Jenny Ruhl wonders if plastics may be responsible for the diabetes and obesity epidemics. Bix at Fanatic Cook says NSAIDs damage joints. It’s hard to keep up with all the villains.

Jamie Scott reports the Tokelauan eating schedule: nothing but coconut milk in the morning, followed by a “substantial meal at midday, and another main meal in the late afternoon.” This closely resembles our recommended plan for ketogenic intermittent fasting.

Bryan Caplan says Pinocchio’s doctors were canny diagnosticians.

Jenny at Nourished Kitchen has lists of micronutritious foods.
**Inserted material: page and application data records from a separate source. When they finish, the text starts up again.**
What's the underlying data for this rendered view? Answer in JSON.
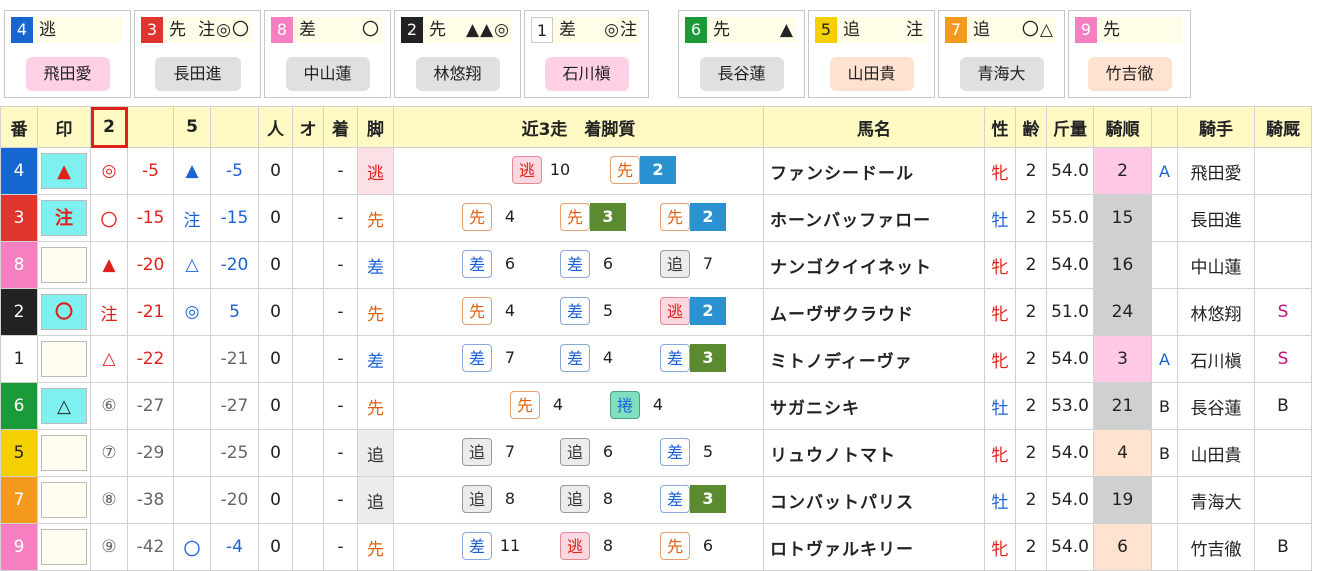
{
  "cards": [
    {
      "num": "4",
      "style": "逃",
      "marks": "",
      "jockey": "飛田愛",
      "color": "n4",
      "bg": "pink"
    },
    {
      "num": "3",
      "style": "先",
      "marks": "注◎〇",
      "jockey": "長田進",
      "color": "n3",
      "bg": "grey"
    },
    {
      "num": "8",
      "style": "差",
      "marks": "〇",
      "jockey": "中山蓮",
      "color": "n8",
      "bg": "grey"
    },
    {
      "num": "2",
      "style": "先",
      "marks": "▲▲◎",
      "jockey": "林悠翔",
      "color": "n2",
      "bg": "grey"
    },
    {
      "num": "1",
      "style": "差",
      "marks": "◎注",
      "jockey": "石川槇",
      "color": "n1",
      "bg": "pink"
    },
    {
      "num": "6",
      "style": "先",
      "marks": "▲",
      "jockey": "長谷蓮",
      "color": "n6",
      "bg": "grey"
    },
    {
      "num": "5",
      "style": "追",
      "marks": "注",
      "jockey": "山田貴",
      "color": "n5",
      "bg": "peach"
    },
    {
      "num": "7",
      "style": "追",
      "marks": "〇△",
      "jockey": "青海大",
      "color": "n7",
      "bg": "grey"
    },
    {
      "num": "9",
      "style": "先",
      "marks": "",
      "jockey": "竹吉徹",
      "color": "n9",
      "bg": "peach"
    }
  ],
  "headers": {
    "ban": "番",
    "shirushi": "印",
    "h2": "2",
    "h5": "5",
    "ninki": "人",
    "odds": "オ",
    "chaku": "着",
    "kyaku": "脚",
    "recent": "近3走　着脚質",
    "horse": "馬名",
    "sex": "性",
    "age": "齢",
    "weight": "斤量",
    "kijun": "騎順",
    "jockey": "騎手",
    "kikyu": "騎厩"
  },
  "rows": [
    {
      "num": "4",
      "color": "n4",
      "mark": "▲",
      "markcls": "red",
      "markbg": "cy",
      "m2": "◎",
      "m2cls": "red",
      "v2": "-5",
      "v2cls": "red",
      "m5": "▲",
      "m5cls": "blue",
      "v5": "-5",
      "v5cls": "blue",
      "ninki": "0",
      "odds": "",
      "chaku": "-",
      "kyaku": "逃",
      "kyakucls": "st-nige",
      "runs": [
        {
          "tag": "逃",
          "tc": "nige",
          "pos": "10",
          "pc": ""
        },
        {
          "tag": "先",
          "tc": "saki",
          "pos": "2",
          "pc": "win-blue"
        }
      ],
      "horse": "ファンシードール",
      "sex": "牝",
      "sexcls": "sex-f",
      "age": "2",
      "weight": "54.0",
      "kijun": "2",
      "kijuncls": "rank-pink",
      "ab": "A",
      "abcls": "ab-blue",
      "jockey": "飛田愛",
      "kikyu": "",
      "kikyucls": ""
    },
    {
      "num": "3",
      "color": "n3",
      "mark": "注",
      "markcls": "red",
      "markbg": "cy",
      "m2": "〇",
      "m2cls": "red",
      "v2": "-15",
      "v2cls": "red",
      "m5": "注",
      "m5cls": "blue",
      "v5": "-15",
      "v5cls": "blue",
      "ninki": "0",
      "odds": "",
      "chaku": "-",
      "kyaku": "先",
      "kyakucls": "c-saki",
      "runs": [
        {
          "tag": "先",
          "tc": "saki",
          "pos": "4",
          "pc": ""
        },
        {
          "tag": "先",
          "tc": "saki",
          "pos": "3",
          "pc": "win-green"
        },
        {
          "tag": "先",
          "tc": "saki",
          "pos": "2",
          "pc": "win-blue"
        }
      ],
      "horse": "ホーンバッファロー",
      "sex": "牡",
      "sexcls": "sex-m",
      "age": "2",
      "weight": "55.0",
      "kijun": "15",
      "kijuncls": "rank-grey",
      "ab": "",
      "abcls": "",
      "jockey": "長田進",
      "kikyu": "",
      "kikyucls": ""
    },
    {
      "num": "8",
      "color": "n8",
      "mark": "",
      "markcls": "",
      "markbg": "",
      "m2": "▲",
      "m2cls": "red",
      "v2": "-20",
      "v2cls": "red",
      "m5": "△",
      "m5cls": "blue",
      "v5": "-20",
      "v5cls": "blue",
      "ninki": "0",
      "odds": "",
      "chaku": "-",
      "kyaku": "差",
      "kyakucls": "c-sashi",
      "runs": [
        {
          "tag": "差",
          "tc": "sashi",
          "pos": "6",
          "pc": ""
        },
        {
          "tag": "差",
          "tc": "sashi",
          "pos": "6",
          "pc": ""
        },
        {
          "tag": "追",
          "tc": "oi",
          "pos": "7",
          "pc": ""
        }
      ],
      "horse": "ナンゴクイイネット",
      "sex": "牝",
      "sexcls": "sex-f",
      "age": "2",
      "weight": "54.0",
      "kijun": "16",
      "kijuncls": "rank-grey",
      "ab": "",
      "abcls": "",
      "jockey": "中山蓮",
      "kikyu": "",
      "kikyucls": ""
    },
    {
      "num": "2",
      "color": "n2",
      "mark": "〇",
      "markcls": "red",
      "markbg": "cy",
      "m2": "注",
      "m2cls": "red",
      "v2": "-21",
      "v2cls": "red",
      "m5": "◎",
      "m5cls": "blue",
      "v5": "5",
      "v5cls": "blue",
      "ninki": "0",
      "odds": "",
      "chaku": "-",
      "kyaku": "先",
      "kyakucls": "c-saki",
      "runs": [
        {
          "tag": "先",
          "tc": "saki",
          "pos": "4",
          "pc": ""
        },
        {
          "tag": "差",
          "tc": "sashi",
          "pos": "5",
          "pc": ""
        },
        {
          "tag": "逃",
          "tc": "nige",
          "pos": "2",
          "pc": "win-blue"
        }
      ],
      "horse": "ムーヴザクラウド",
      "sex": "牝",
      "sexcls": "sex-f",
      "age": "2",
      "weight": "51.0",
      "kijun": "24",
      "kijuncls": "rank-grey",
      "ab": "",
      "abcls": "",
      "jockey": "林悠翔",
      "kikyu": "S",
      "kikyucls": "tail-s"
    },
    {
      "num": "1",
      "color": "n1",
      "mark": "",
      "markcls": "",
      "markbg": "",
      "m2": "△",
      "m2cls": "red",
      "v2": "-22",
      "v2cls": "red",
      "m5": "",
      "m5cls": "",
      "v5": "-21",
      "v5cls": "gray",
      "ninki": "0",
      "odds": "",
      "chaku": "-",
      "kyaku": "差",
      "kyakucls": "c-sashi",
      "runs": [
        {
          "tag": "差",
          "tc": "sashi",
          "pos": "7",
          "pc": ""
        },
        {
          "tag": "差",
          "tc": "sashi",
          "pos": "4",
          "pc": ""
        },
        {
          "tag": "差",
          "tc": "sashi",
          "pos": "3",
          "pc": "win-green"
        }
      ],
      "horse": "ミトノディーヴァ",
      "sex": "牝",
      "sexcls": "sex-f",
      "age": "2",
      "weight": "54.0",
      "kijun": "3",
      "kijuncls": "rank-pink",
      "ab": "A",
      "abcls": "ab-blue",
      "jockey": "石川槇",
      "kikyu": "S",
      "kikyucls": "tail-s"
    },
    {
      "num": "6",
      "color": "n6",
      "mark": "△",
      "markcls": "",
      "markbg": "cy",
      "m2": "⑥",
      "m2cls": "gray",
      "v2": "-27",
      "v2cls": "gray",
      "m5": "",
      "m5cls": "",
      "v5": "-27",
      "v5cls": "gray",
      "ninki": "0",
      "odds": "",
      "chaku": "-",
      "kyaku": "先",
      "kyakucls": "c-saki",
      "runs": [
        {
          "tag": "先",
          "tc": "saki",
          "pos": "4",
          "pc": ""
        },
        {
          "tag": "捲",
          "tc": "maki",
          "pos": "4",
          "pc": ""
        }
      ],
      "horse": "サガニシキ",
      "sex": "牡",
      "sexcls": "sex-m",
      "age": "2",
      "weight": "53.0",
      "kijun": "21",
      "kijuncls": "rank-grey",
      "ab": "B",
      "abcls": "",
      "jockey": "長谷蓮",
      "kikyu": "B",
      "kikyucls": ""
    },
    {
      "num": "5",
      "color": "n5",
      "mark": "",
      "markcls": "",
      "markbg": "",
      "m2": "⑦",
      "m2cls": "gray",
      "v2": "-29",
      "v2cls": "gray",
      "m5": "",
      "m5cls": "",
      "v5": "-25",
      "v5cls": "gray",
      "ninki": "0",
      "odds": "",
      "chaku": "-",
      "kyaku": "追",
      "kyakucls": "st-oi",
      "runs": [
        {
          "tag": "追",
          "tc": "oi",
          "pos": "7",
          "pc": ""
        },
        {
          "tag": "追",
          "tc": "oi",
          "pos": "6",
          "pc": ""
        },
        {
          "tag": "差",
          "tc": "sashi",
          "pos": "5",
          "pc": ""
        }
      ],
      "horse": "リュウノトマト",
      "sex": "牝",
      "sexcls": "sex-f",
      "age": "2",
      "weight": "54.0",
      "kijun": "4",
      "kijuncls": "rank-peach",
      "ab": "B",
      "abcls": "",
      "jockey": "山田貴",
      "kikyu": "",
      "kikyucls": ""
    },
    {
      "num": "7",
      "color": "n7",
      "mark": "",
      "markcls": "",
      "markbg": "",
      "m2": "⑧",
      "m2cls": "gray",
      "v2": "-38",
      "v2cls": "gray",
      "m5": "",
      "m5cls": "",
      "v5": "-20",
      "v5cls": "gray",
      "ninki": "0",
      "odds": "",
      "chaku": "-",
      "kyaku": "追",
      "kyakucls": "st-oi",
      "runs": [
        {
          "tag": "追",
          "tc": "oi",
          "pos": "8",
          "pc": ""
        },
        {
          "tag": "追",
          "tc": "oi",
          "pos": "8",
          "pc": ""
        },
        {
          "tag": "差",
          "tc": "sashi",
          "pos": "3",
          "pc": "win-green"
        }
      ],
      "horse": "コンバットパリス",
      "sex": "牡",
      "sexcls": "sex-m",
      "age": "2",
      "weight": "54.0",
      "kijun": "19",
      "kijuncls": "rank-grey",
      "ab": "",
      "abcls": "",
      "jockey": "青海大",
      "kikyu": "",
      "kikyucls": ""
    },
    {
      "num": "9",
      "color": "n9",
      "mark": "",
      "markcls": "",
      "markbg": "",
      "m2": "⑨",
      "m2cls": "gray",
      "v2": "-42",
      "v2cls": "gray",
      "m5": "〇",
      "m5cls": "blue",
      "v5": "-4",
      "v5cls": "blue",
      "ninki": "0",
      "odds": "",
      "chaku": "-",
      "kyaku": "先",
      "kyakucls": "c-saki",
      "runs": [
        {
          "tag": "差",
          "tc": "sashi",
          "pos": "11",
          "pc": ""
        },
        {
          "tag": "逃",
          "tc": "nige",
          "pos": "8",
          "pc": ""
        },
        {
          "tag": "先",
          "tc": "saki",
          "pos": "6",
          "pc": ""
        }
      ],
      "horse": "ロトヴァルキリー",
      "sex": "牝",
      "sexcls": "sex-f",
      "age": "2",
      "weight": "54.0",
      "kijun": "6",
      "kijuncls": "rank-peach",
      "ab": "",
      "abcls": "",
      "jockey": "竹吉徹",
      "kikyu": "B",
      "kikyucls": ""
    }
  ]
}
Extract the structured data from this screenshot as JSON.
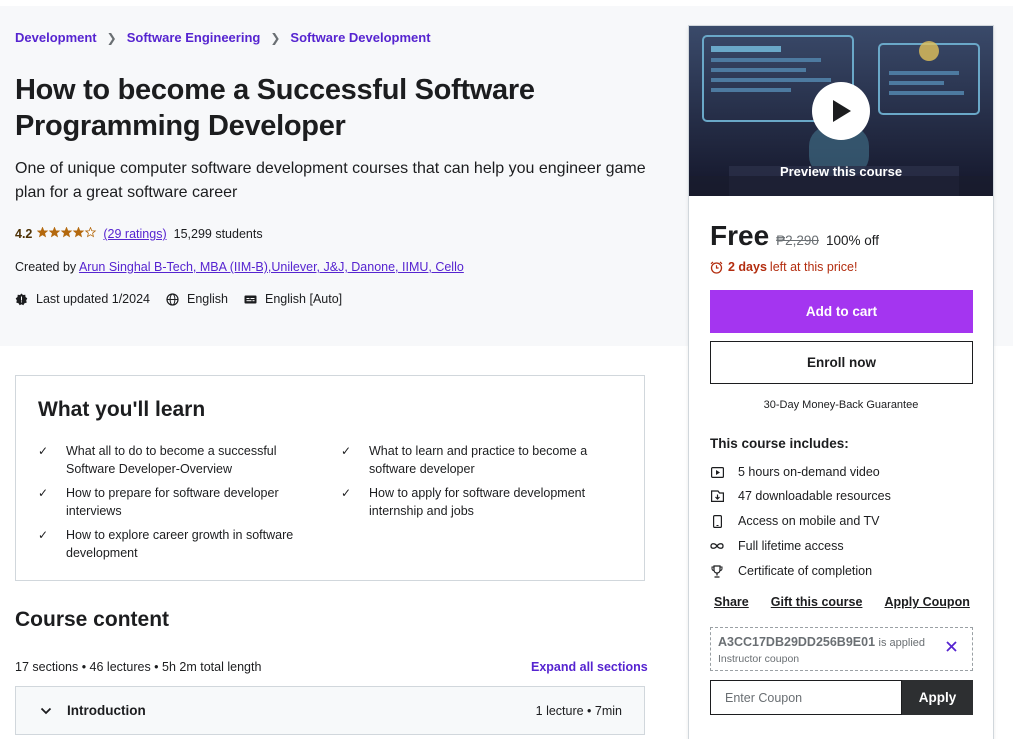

Liver is #1.

Danny Roddy is offering his “Hair Like a Fox” pdf book free to anyone who “likes” his Facebook page.

I was disappointed to read that the Japanese government is confiscating iodine tablets, so that supplements are impossible to obtain. This is hard to fathom because the reactors may still be generating radioactive iodine, and iodine supplements are an effective defense (see Iodine, the Thyroid, and Radiation Protection, Mar 17, 2011).

Probiotics can reduce anxiety and improve mental health. Exercise also helps.

Hey, Europeans! Cover your mouth when you sneeze! Microbes can cross oceans. Also, bacteria developed antibiotic resistance 30,000 years ago.

I bet John Durant has this too: A part of the human brain is dedicated to reacting to animals.

Anthony Bourdain attacks Paula Deen – for using butter!?!

[2] Music to read by: Ah yes, the golden age of rock and roll, when musical giants chicken-danced the earth:

(This was a Dutch comedian. The real Trashmen may be seen here.)

[3] Picky eater:

[4] Notable comments this week:

  • Kate points to a paper confirming that protein deficient diets cause low T3 and high rT3. It’s not just glucose deficiency.
  • Scott points to a paper showing that lower cholesterol was associated with longer lifespan. Do lipid-deficient diets, like protein-restricted and carb-restricted diets, extend lifespan?
  • Ludy Feyen on Facebook points to a report that potatoes reduce blood pressure. The very first comment on the article? “Slightly lower blood pressure at the expense of strong blood-sugar spike and it subsequent insulin spike? NO THANK YOU POTATO STUDY!” Where did potato-phobia come from? Even Walter Willett has it.
  • Michelle has a great story of how a stool test helped her uncover chronic infections and start on the road to healing.
  • Pascal pointed out that Vitamin C helps normalize cortisol (paper, paper).

[5] Don’t tell my nieces: This shark might be chasing them on Christmas Day:

[6] Happy Beaks: The best penguin movie yet?

[7] Shou-Ching’s Photo-Art:

[8] Inspiration: Ami Sano is a Japanese girl born with no arms and only one partially formed leg. At age 21, she is already a published writer (two books) and singer. This music video features her childhood: